> _Data extract_:
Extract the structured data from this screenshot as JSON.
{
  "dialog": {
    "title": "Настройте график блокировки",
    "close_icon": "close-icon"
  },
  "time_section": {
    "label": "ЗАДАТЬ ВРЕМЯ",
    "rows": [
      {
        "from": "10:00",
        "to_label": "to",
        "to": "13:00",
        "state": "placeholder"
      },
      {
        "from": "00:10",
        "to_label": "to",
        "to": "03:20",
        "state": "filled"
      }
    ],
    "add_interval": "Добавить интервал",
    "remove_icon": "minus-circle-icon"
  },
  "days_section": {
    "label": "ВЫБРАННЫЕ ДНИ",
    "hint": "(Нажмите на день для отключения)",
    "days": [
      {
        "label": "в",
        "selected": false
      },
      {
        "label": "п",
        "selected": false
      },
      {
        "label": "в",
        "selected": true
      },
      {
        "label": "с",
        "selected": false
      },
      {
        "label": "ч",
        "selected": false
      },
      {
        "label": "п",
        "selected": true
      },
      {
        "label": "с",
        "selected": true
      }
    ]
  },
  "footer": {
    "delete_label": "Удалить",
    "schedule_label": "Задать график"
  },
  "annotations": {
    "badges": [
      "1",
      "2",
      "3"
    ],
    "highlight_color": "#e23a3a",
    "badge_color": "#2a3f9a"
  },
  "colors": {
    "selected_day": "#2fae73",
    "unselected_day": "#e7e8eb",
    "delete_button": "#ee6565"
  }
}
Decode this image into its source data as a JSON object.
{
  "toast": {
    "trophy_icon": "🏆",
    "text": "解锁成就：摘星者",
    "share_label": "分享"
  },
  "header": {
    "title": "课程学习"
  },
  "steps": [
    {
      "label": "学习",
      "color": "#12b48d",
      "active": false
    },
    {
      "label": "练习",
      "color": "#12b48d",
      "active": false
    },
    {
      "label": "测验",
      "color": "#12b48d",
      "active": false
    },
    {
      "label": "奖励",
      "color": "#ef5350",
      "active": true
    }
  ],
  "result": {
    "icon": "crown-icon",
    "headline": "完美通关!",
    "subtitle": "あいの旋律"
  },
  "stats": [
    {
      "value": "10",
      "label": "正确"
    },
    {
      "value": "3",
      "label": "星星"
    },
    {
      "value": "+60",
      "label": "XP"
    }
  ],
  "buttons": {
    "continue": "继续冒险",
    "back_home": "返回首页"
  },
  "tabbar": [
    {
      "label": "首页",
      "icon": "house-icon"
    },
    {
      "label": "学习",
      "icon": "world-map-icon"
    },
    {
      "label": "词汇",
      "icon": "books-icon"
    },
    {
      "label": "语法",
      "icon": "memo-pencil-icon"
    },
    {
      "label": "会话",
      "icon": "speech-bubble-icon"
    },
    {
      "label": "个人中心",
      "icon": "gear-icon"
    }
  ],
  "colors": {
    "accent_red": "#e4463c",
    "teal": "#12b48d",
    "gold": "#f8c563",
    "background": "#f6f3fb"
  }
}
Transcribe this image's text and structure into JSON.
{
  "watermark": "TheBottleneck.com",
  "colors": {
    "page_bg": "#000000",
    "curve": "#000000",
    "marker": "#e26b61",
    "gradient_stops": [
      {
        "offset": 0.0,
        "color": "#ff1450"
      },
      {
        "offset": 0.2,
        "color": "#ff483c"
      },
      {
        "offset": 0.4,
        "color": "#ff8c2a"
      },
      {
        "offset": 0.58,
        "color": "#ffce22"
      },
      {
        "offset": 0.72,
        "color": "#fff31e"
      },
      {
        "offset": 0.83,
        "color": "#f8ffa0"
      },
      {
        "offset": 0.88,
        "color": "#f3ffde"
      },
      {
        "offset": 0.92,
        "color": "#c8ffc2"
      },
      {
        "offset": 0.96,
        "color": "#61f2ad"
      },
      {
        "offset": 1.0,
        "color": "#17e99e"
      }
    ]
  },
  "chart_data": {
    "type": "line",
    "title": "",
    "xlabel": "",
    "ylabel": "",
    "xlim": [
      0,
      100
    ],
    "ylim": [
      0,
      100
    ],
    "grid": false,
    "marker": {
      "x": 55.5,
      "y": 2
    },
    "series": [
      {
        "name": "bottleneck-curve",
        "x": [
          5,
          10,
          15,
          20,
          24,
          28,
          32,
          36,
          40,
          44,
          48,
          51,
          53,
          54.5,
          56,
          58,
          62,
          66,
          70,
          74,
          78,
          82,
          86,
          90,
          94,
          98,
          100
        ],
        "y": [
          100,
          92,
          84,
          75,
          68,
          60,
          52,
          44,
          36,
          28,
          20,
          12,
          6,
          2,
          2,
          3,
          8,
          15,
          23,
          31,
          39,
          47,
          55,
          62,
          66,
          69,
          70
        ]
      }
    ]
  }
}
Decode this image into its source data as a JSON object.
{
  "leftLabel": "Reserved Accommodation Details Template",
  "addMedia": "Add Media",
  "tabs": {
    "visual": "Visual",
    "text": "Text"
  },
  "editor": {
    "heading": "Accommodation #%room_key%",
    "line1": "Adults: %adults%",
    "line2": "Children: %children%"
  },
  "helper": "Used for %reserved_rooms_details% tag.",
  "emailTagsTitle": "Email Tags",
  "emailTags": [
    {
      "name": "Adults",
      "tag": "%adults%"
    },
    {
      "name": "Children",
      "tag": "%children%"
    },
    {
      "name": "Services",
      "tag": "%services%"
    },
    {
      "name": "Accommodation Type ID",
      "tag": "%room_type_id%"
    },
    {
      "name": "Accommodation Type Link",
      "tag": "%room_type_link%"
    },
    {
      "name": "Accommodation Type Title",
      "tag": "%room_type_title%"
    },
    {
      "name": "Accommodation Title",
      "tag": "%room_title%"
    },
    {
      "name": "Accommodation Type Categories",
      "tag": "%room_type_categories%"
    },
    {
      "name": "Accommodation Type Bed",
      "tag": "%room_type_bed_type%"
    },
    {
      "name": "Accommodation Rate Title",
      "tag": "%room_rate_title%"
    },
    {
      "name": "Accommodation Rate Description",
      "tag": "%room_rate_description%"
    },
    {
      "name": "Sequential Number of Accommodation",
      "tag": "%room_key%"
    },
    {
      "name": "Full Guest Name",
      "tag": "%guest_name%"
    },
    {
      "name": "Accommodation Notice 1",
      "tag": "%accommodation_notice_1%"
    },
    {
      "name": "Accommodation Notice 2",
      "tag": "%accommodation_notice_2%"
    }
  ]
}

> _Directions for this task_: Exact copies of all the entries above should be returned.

> _Solution to this problem_:
Extract the structured data from this screenshot as JSON.
{
  "dialog": {
    "title": "Настройте график блокировки",
    "close_icon": "close-icon"
  },
  "time_section": {
    "label": "ЗАДАТЬ ВРЕМЯ",
    "rows": [
      {
        "from": "10:00",
        "to_label": "to",
        "to": "13:00",
        "state": "placeholder"
      },
      {
        "from": "00:10",
        "to_label": "to",
        "to": "03:20",
        "state": "filled"
      }
    ],
    "add_interval": "Добавить интервал",
    "remove_icon": "minus-circle-icon"
  },
  "days_section": {
    "label": "ВЫБРАННЫЕ ДНИ",
    "hint": "(Нажмите на день для отключения)",
    "days": [
      {
        "label": "в",
        "selected": false
      },
      {
        "label": "п",
        "selected": false
      },
      {
        "label": "в",
        "selected": true
      },
      {
        "label": "с",
        "selected": false
      },
      {
        "label": "ч",
        "selected": false
      },
      {
        "label": "п",
        "selected": true
      },
      {
        "label": "с",
        "selected": true
      }
    ]
  },
  "footer": {
    "delete_label": "Удалить",
    "schedule_label": "Задать график"
  },
  "annotations": {
    "badges": [
      "1",
      "2",
      "3"
    ],
    "highlight_color": "#e23a3a",
    "badge_color": "#2a3f9a"
  },
  "colors": {
    "selected_day": "#2fae73",
    "unselected_day": "#e7e8eb",
    "delete_button": "#ee6565"
  }
}
Decode this image into its source data as a JSON object.
{
  "toast": {
    "trophy_icon": "🏆",
    "text": "解锁成就：摘星者",
    "share_label": "分享"
  },
  "header": {
    "title": "课程学习"
  },
  "steps": [
    {
      "label": "学习",
      "color": "#12b48d",
      "active": false
    },
    {
      "label": "练习",
      "color": "#12b48d",
      "active": false
    },
    {
      "label": "测验",
      "color": "#12b48d",
      "active": false
    },
    {
      "label": "奖励",
      "color": "#ef5350",
      "active": true
    }
  ],
  "result": {
    "icon": "crown-icon",
    "headline": "完美通关!",
    "subtitle": "あいの旋律"
  },
  "stats": [
    {
      "value": "10",
      "label": "正确"
    },
    {
      "value": "3",
      "label": "星星"
    },
    {
      "value": "+60",
      "label": "XP"
    }
  ],
  "buttons": {
    "continue": "继续冒险",
    "back_home": "返回首页"
  },
  "tabbar": [
    {
      "label": "首页",
      "icon": "house-icon"
    },
    {
      "label": "学习",
      "icon": "world-map-icon"
    },
    {
      "label": "词汇",
      "icon": "books-icon"
    },
    {
      "label": "语法",
      "icon": "memo-pencil-icon"
    },
    {
      "label": "会话",
      "icon": "speech-bubble-icon"
    },
    {
      "label": "个人中心",
      "icon": "gear-icon"
    }
  ],
  "colors": {
    "accent_red": "#e4463c",
    "teal": "#12b48d",
    "gold": "#f8c563",
    "background": "#f6f3fb"
  }
}
Transcribe this image's text and structure into JSON.
{
  "watermark": "TheBottleneck.com",
  "colors": {
    "page_bg": "#000000",
    "curve": "#000000",
    "marker": "#e26b61",
    "gradient_stops": [
      {
        "offset": 0.0,
        "color": "#ff1450"
      },
      {
        "offset": 0.2,
        "color": "#ff483c"
      },
      {
        "offset": 0.4,
        "color": "#ff8c2a"
      },
      {
        "offset": 0.58,
        "color": "#ffce22"
      },
      {
        "offset": 0.72,
        "color": "#fff31e"
      },
      {
        "offset": 0.83,
        "color": "#f8ffa0"
      },
      {
        "offset": 0.88,
        "color": "#f3ffde"
      },
      {
        "offset": 0.92,
        "color": "#c8ffc2"
      },
      {
        "offset": 0.96,
        "color": "#61f2ad"
      },
      {
        "offset": 1.0,
        "color": "#17e99e"
      }
    ]
  },
  "chart_data": {
    "type": "line",
    "title": "",
    "xlabel": "",
    "ylabel": "",
    "xlim": [
      0,
      100
    ],
    "ylim": [
      0,
      100
    ],
    "grid": false,
    "marker": {
      "x": 55.5,
      "y": 2
    },
    "series": [
      {
        "name": "bottleneck-curve",
        "x": [
          5,
          10,
          15,
          20,
          24,
          28,
          32,
          36,
          40,
          44,
          48,
          51,
          53,
          54.5,
          56,
          58,
          62,
          66,
          70,
          74,
          78,
          82,
          86,
          90,
          94,
          98,
          100
        ],
        "y": [
          100,
          92,
          84,
          75,
          68,
          60,
          52,
          44,
          36,
          28,
          20,
          12,
          6,
          2,
          2,
          3,
          8,
          15,
          23,
          31,
          39,
          47,
          55,
          62,
          66,
          69,
          70
        ]
      }
    ]
  }
}
Decode this image into its source data as a JSON object.
{
  "leftLabel": "Reserved Accommodation Details Template",
  "addMedia": "Add Media",
  "tabs": {
    "visual": "Visual",
    "text": "Text"
  },
  "editor": {
    "heading": "Accommodation #%room_key%",
    "line1": "Adults: %adults%",
    "line2": "Children: %children%"
  },
  "helper": "Used for %reserved_rooms_details% tag.",
  "emailTagsTitle": "Email Tags",
  "emailTags": [
    {
      "name": "Adults",
      "tag": "%adults%"
    },
    {
      "name": "Children",
      "tag": "%children%"
    },
    {
      "name": "Services",
      "tag": "%services%"
    },
    {
      "name": "Accommodation Type ID",
      "tag": "%room_type_id%"
    },
    {
      "name": "Accommodation Type Link",
      "tag": "%room_type_link%"
    },
    {
      "name": "Accommodation Type Title",
      "tag": "%room_type_title%"
    },
    {
      "name": "Accommodation Title",
      "tag": "%room_title%"
    },
    {
      "name": "Accommodation Type Categories",
      "tag": "%room_type_categories%"
    },
    {
      "name": "Accommodation Type Bed",
      "tag": "%room_type_bed_type%"
    },
    {
      "name": "Accommodation Rate Title",
      "tag": "%room_rate_title%"
    },
    {
      "name": "Accommodation Rate Description",
      "tag": "%room_rate_description%"
    },
    {
      "name": "Sequential Number of Accommodation",
      "tag": "%room_key%"
    },
    {
      "name": "Full Guest Name",
      "tag": "%guest_name%"
    },
    {
      "name": "Accommodation Notice 1",
      "tag": "%accommodation_notice_1%"
    },
    {
      "name": "Accommodation Notice 2",
      "tag": "%accommodation_notice_2%"
    }
  ]
}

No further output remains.